G200 GPUs of course can do it all natively with doubles.

I know. But if I read GPU optimisation guides, they often say “recalculate, do not cache” and such. And at moment I am just in learning process, so I try everything even when it is not reasonable. MD5 is dead anyway. Just thinking “How would I do it if this really important to solve”. Currently I am bit out of ideas. Usually result is some really simple and genial math. Probably it is possible to split this float into half, compute products separately and join them. Sometime result is easy, so I ask, maybe someone knows this simple trick.

In this case, it would not be so easy with compute capability < 1.3. First you would need to use the “double-single” float representation, which creates a “pseudo-double” out of two single precision floats. The psuedo-double only has 48 bits of mantissa, which is good enough for you here. A standard implementation of double-single arithmetic is provided in the dsfun90 library. You can find the port of many of the dsfun90 functions to CUDA by searching the forum for “dsfun90”.
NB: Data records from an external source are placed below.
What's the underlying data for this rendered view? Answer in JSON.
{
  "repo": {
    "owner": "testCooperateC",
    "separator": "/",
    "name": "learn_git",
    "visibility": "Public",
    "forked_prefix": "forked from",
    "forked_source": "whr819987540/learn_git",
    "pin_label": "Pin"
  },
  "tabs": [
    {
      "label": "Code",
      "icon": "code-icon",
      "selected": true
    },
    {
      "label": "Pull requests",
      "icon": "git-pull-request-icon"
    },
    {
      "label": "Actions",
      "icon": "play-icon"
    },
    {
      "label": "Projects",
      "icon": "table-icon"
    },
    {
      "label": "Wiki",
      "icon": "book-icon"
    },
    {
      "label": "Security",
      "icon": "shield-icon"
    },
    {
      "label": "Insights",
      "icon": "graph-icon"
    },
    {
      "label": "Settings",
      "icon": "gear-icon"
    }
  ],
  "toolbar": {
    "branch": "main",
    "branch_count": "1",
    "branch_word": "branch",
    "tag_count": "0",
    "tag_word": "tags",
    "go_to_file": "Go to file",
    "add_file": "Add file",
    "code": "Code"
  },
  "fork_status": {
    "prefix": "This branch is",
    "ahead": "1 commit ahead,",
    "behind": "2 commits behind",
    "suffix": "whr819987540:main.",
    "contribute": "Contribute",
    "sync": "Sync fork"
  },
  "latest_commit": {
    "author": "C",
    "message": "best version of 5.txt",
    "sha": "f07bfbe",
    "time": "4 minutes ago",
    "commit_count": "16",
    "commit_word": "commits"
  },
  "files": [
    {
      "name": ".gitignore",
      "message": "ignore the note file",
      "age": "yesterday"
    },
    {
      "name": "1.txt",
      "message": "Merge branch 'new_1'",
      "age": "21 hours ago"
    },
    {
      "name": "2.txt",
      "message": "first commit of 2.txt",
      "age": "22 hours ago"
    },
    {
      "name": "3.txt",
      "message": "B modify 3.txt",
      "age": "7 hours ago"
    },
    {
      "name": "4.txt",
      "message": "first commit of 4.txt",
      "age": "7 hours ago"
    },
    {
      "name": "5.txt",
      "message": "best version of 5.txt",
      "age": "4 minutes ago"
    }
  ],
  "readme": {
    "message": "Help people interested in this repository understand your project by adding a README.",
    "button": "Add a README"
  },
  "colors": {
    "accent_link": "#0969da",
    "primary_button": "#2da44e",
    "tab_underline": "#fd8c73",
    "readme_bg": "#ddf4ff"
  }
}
Once you can do basic arithmetic in this double-single representation, then you need to implement a sin() function using these operations. There are many ways to do this, but the most straightforward way would be argument reduction to reduce x to the interval [0, pi/2], followed by Taylor expansion of the function in this region.

As you might imagine, all of these calculations could take hundreds or thousands of operations per sin() evaluation. This is when “compute, don’t cache” is a bad idea, and you should use constant memory. :)

Now I got similar problem again but with unsigned integers context only. Code which works well in PC gives different result in GPU.

PC version, compile as usual:
works. Output is:

Calculated value: d98c1dd4 04b2008f 980980e9 7e42f8ec
Refercence value: d41d8cd9 8f00b204 e9800998 ecf8427e

Values are same, just endianness is opposite. Now same thing for GPU: gives real crap.

result:‘0xffffca4c 0x3c8bdb47 0x0000d6a0 0x00000000’
Refercence value: d41d8cd9 8f00b204 e9800998 ecf8427e

Code is same. All with 32 bit integers.

Two questions:

  1. Why?
  2. How can I debug it? I want to printf() after every calculation. Any good advices? Maybe allocating huge buffer and adding all output there?

I am banging my head two days here with it. I think it is time to ask :)

Don’t be shy. Tell me “/&%¤&% you are so stupid, just reread your code again” or “It should work” or…?

NVIDIA staff, please? Is that your bug or I am stupid or…

Why same C code produces different results on GPU and CPU?

This looks very odd:


global void

kernel (char *charset_ptr, unsigned int charset_len, char *hash_ptr,

int *result_ptr)


hash_ptr[4] = charset_ptr[threadIdx.x];

hash_ptr[5] = charset_ptr[blockIdx.x];[/codebox]

The same memory location is assigned over and over from each and every thread, is that really intentional?

Definitely bug. This is my first code on CUDA and I cannot think properly yet about his memory stuff. But this part should not result in different code? Still idea to recheck for possible memory corruptions.